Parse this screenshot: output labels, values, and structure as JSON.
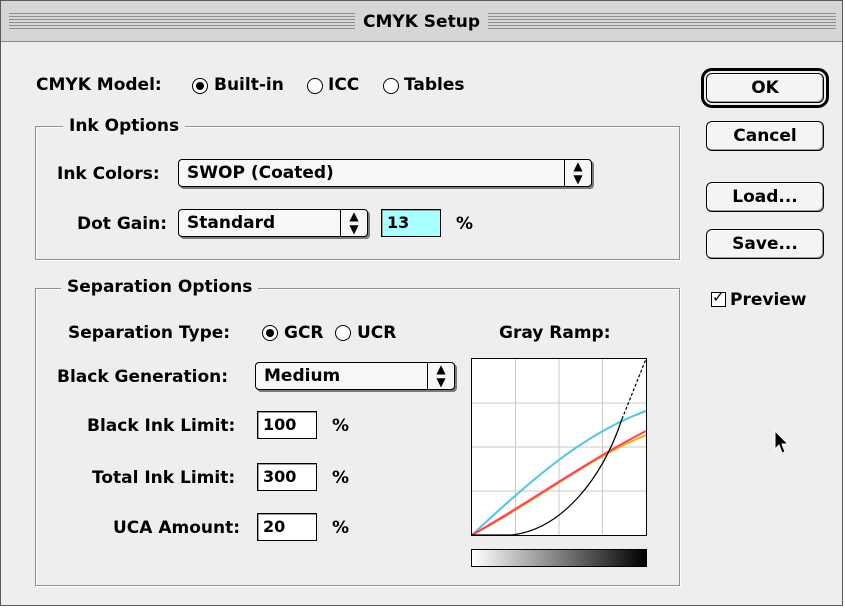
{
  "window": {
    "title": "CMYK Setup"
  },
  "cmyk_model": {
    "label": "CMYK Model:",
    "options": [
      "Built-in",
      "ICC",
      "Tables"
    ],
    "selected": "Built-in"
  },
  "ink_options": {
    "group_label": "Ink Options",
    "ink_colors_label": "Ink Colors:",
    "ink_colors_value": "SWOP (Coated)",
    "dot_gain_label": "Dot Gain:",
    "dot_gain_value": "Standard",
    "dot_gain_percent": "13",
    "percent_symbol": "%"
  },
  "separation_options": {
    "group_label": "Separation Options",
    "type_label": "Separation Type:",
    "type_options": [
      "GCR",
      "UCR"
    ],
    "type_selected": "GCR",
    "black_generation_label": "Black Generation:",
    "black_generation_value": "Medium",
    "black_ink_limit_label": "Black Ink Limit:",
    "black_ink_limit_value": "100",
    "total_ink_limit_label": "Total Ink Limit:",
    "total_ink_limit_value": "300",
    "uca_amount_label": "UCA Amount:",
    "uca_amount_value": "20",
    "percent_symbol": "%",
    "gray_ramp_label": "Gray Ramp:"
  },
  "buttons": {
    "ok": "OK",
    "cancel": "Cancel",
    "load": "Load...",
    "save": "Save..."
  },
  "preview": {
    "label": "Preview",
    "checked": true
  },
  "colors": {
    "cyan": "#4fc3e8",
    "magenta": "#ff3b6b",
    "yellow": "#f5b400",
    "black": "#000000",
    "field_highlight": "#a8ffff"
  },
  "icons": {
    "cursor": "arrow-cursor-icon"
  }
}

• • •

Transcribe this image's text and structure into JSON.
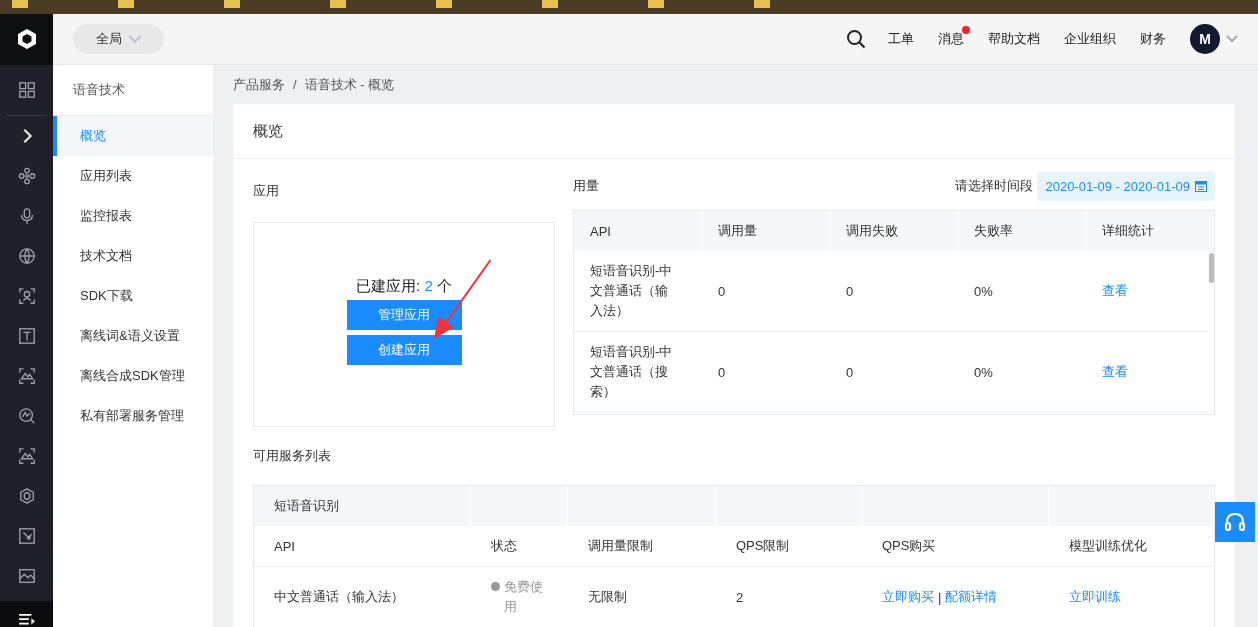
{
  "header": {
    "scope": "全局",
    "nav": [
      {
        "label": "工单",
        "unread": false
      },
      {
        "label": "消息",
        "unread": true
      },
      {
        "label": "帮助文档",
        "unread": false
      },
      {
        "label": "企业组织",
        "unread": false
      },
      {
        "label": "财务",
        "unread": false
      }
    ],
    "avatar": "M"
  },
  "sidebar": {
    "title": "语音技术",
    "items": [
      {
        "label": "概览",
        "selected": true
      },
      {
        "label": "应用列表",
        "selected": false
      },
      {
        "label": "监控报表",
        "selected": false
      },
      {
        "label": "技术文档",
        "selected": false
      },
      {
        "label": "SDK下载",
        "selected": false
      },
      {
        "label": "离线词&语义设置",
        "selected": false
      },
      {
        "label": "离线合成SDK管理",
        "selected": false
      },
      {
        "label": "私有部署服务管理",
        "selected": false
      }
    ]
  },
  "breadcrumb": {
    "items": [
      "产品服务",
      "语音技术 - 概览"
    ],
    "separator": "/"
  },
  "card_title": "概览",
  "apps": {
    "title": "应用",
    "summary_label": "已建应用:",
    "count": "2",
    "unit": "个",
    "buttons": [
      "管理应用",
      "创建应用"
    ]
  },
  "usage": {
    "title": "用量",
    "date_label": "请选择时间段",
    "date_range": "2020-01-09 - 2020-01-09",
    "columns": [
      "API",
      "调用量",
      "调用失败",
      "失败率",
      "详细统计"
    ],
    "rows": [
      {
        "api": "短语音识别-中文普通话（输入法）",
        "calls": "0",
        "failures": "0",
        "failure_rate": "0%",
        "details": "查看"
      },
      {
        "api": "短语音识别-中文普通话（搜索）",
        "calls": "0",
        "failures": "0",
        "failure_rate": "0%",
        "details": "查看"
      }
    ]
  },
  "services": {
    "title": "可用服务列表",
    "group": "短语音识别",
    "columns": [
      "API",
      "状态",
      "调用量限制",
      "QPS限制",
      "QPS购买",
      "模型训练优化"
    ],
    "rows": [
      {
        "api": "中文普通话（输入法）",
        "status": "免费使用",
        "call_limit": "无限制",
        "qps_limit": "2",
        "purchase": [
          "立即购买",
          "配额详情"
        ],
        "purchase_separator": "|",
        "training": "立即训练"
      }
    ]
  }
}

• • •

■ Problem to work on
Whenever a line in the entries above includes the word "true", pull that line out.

■ Task response
    "checked": true
        "unread": true
        "selected": true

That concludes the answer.